The issue of weight is significant. Although the capacity of the A318 is similar to the B717, the two aircraft seek to serve different markets. The operating empty weight of the A318 is much higher at 86,060 lbs compared to the 67,124 lbs of the B717. Similarly, the OWE of the B737-600 is 80,340 lbs versus the 69,800 lbs of the B737-500. For smaller carriers, seeking to use aircraft up to 110 seats, the OWE will play a vital role in determining operating economics, particularly in Europe. For larger carriers, the commonality of the A318 with the rest of the A320 family should easily outweigh the weight issue.
Orders totaled only 80 before production ceased, significantly lower than the order book of newarly 20 years ago. The approximate 160 orders recorded at its peak had been placed by mainly larger operators, the operators with the then perceived route structure able to use the type. The combination of adverse market conditions and the delay in certification of the PW6000 engine prompted either cancellation or switches to A318 orders. The B737-600 suffered a similar fate having secured only 69 orders, down from the 100+ previously registered and the B717 cancelled after securing 155 orders.

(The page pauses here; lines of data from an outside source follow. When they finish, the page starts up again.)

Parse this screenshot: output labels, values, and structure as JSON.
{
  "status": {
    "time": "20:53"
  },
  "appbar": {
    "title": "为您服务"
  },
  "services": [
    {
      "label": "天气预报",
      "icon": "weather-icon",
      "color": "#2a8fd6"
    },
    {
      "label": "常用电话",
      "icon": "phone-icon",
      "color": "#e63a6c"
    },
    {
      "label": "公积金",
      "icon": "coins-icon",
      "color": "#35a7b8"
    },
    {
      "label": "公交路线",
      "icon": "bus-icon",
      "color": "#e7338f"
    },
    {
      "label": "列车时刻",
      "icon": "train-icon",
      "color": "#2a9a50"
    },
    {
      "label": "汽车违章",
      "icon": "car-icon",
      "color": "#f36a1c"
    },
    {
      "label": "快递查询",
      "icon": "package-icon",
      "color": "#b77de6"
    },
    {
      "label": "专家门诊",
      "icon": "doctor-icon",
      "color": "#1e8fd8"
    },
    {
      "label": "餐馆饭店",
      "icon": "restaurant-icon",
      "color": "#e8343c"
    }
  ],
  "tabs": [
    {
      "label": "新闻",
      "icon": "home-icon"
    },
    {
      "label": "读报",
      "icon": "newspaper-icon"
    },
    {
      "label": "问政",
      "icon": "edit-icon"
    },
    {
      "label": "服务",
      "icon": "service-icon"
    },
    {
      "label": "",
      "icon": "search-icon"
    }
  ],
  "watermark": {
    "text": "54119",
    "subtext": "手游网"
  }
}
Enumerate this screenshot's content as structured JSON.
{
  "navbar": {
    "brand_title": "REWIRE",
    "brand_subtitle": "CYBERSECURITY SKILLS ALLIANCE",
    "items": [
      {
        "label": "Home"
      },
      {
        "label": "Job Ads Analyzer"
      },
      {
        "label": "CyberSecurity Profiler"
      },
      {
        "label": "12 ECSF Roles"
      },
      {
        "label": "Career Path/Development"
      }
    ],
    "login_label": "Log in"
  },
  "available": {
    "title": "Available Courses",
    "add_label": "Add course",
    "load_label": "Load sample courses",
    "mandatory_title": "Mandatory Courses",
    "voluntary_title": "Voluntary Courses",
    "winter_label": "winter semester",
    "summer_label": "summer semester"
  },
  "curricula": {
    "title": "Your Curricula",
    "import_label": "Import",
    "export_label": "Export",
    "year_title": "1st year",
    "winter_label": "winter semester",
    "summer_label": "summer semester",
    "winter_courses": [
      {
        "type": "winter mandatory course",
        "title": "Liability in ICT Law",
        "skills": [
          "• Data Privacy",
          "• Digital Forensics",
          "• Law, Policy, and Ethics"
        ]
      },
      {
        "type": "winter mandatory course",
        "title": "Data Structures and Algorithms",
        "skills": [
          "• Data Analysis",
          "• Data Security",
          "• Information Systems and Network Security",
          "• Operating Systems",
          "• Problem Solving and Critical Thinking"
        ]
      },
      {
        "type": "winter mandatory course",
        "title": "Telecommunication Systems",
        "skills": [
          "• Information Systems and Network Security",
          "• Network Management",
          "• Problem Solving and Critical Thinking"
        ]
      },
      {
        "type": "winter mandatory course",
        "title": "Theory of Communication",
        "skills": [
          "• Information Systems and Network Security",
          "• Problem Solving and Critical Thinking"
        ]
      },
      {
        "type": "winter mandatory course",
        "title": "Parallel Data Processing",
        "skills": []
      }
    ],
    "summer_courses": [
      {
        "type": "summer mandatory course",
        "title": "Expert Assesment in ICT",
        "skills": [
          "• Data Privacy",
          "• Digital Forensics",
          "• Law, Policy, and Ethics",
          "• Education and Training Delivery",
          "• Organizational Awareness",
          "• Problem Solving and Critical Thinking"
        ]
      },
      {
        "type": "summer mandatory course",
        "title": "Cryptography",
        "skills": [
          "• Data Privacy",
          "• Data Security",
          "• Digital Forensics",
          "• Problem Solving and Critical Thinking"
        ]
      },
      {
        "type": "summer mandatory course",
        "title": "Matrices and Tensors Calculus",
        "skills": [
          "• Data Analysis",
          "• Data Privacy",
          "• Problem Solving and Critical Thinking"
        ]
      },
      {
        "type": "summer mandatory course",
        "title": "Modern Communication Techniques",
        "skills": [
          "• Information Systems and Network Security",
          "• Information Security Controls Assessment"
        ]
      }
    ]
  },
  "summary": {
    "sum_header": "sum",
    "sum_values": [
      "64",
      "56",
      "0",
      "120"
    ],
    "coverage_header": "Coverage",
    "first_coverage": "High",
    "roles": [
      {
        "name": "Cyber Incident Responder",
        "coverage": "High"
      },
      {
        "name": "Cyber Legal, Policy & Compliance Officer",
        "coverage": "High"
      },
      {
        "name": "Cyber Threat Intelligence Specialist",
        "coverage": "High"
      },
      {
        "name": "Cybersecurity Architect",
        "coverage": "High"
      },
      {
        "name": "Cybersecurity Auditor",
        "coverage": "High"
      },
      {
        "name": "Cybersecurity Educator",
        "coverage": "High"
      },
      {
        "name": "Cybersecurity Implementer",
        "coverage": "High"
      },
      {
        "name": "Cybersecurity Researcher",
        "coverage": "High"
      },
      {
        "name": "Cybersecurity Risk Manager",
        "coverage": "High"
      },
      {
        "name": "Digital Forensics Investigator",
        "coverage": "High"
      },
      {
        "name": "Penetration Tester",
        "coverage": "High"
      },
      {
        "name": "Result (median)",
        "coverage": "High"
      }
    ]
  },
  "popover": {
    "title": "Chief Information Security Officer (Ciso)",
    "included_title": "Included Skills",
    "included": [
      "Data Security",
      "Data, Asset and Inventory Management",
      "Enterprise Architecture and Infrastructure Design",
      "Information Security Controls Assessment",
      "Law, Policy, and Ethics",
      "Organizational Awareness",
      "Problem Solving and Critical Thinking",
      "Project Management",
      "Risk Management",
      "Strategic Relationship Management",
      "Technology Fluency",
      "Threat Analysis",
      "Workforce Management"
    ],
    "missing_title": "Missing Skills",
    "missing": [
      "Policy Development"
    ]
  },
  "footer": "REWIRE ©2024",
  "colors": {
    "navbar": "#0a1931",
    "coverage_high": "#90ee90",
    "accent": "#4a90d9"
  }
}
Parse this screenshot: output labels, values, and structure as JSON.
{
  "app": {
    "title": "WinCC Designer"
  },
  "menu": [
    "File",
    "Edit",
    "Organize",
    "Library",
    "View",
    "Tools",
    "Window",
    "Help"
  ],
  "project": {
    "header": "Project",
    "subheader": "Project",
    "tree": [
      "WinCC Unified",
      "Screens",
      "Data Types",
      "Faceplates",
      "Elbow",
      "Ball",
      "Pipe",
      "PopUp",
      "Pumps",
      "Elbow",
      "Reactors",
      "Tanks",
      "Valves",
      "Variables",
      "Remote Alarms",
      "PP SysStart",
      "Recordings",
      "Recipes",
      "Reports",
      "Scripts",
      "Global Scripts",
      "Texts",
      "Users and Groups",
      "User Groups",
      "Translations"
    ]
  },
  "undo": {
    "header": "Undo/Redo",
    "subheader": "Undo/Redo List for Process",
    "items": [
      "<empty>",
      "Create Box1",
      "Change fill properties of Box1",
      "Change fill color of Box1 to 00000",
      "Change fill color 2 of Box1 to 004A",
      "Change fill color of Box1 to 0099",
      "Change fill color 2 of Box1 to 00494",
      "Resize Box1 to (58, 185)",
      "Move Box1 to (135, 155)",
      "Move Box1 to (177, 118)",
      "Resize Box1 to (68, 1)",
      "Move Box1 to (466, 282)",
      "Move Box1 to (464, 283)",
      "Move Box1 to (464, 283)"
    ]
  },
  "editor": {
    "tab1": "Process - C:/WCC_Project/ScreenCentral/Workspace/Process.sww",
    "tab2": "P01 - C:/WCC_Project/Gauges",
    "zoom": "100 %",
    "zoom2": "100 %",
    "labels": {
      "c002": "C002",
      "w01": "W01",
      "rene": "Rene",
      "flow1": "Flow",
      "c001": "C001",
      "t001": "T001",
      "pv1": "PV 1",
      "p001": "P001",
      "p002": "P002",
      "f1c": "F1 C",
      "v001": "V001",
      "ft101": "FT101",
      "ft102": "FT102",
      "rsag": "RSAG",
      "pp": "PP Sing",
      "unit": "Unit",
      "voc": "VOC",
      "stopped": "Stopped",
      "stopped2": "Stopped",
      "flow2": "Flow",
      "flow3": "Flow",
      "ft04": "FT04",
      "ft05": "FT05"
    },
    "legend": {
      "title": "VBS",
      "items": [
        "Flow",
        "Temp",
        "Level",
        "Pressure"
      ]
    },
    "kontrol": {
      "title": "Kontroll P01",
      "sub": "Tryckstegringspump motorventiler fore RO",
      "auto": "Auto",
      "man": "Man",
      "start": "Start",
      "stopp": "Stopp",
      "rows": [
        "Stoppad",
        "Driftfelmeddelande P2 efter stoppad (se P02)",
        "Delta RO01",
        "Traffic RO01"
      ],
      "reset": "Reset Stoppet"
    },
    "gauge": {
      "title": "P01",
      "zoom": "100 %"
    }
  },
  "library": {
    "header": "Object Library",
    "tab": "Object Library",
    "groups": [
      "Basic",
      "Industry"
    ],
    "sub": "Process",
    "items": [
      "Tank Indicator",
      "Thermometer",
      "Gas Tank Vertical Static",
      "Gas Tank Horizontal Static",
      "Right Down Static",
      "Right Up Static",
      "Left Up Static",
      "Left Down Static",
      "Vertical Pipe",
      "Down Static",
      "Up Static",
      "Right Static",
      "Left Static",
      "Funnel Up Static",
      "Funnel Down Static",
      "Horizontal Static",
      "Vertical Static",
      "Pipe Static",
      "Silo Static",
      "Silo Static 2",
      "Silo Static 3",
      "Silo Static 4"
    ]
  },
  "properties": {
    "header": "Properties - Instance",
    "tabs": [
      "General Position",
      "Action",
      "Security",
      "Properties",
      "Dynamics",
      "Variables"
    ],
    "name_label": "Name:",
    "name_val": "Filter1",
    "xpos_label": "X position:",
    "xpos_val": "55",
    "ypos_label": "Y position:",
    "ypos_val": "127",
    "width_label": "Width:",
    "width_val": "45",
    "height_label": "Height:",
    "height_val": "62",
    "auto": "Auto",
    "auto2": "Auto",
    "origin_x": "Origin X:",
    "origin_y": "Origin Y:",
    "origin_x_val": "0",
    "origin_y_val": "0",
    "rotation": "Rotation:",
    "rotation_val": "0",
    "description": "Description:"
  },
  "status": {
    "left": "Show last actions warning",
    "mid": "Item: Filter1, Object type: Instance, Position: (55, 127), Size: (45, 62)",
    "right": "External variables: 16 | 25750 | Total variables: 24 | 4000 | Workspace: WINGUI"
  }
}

The support of the lessors for another new Airbus program represented considerable expectation of success. However, such anticipation was lost along with orders. ILFC changed all its orders to other variants, the GATX order was no longer evident, the 25 of TWA were naturally cancelled while the 10 of BA, the five of EgyptAir and the eight of Air China also disappeared. Customers comprised Air France, BA, Frontier, GECAS, LAN, and Tarom. There have also been 23 orders for the A318 Elite.
Late service entry usually provides the competition with an important marketing advantage but apparently not on this occasion. With such competition from not only Boeing with the B737-600 but also the new generation of larger regional jets, sale prices had to be below $30 million. Even at that level, there was little interest. The average $67.7 million (2102) list price tag bore no resemblance to the net selling price. The cost of producing the A318 is only slight less than the cost of producing the A319 – apart from slightly less aluminum, lower thrust engines, and slightly fewer seats, everything else remains the same. Inevitably in comparing operating costs, different assumptions adopted by manufacturers produces different results. Airbus show that while the B717 has slightly lower trip costs, the cost per seat is just over three percent higher. The trip costs of the B737-600 are shown to be four percent higher by Airbus though each manufacturer provides differing assumptions.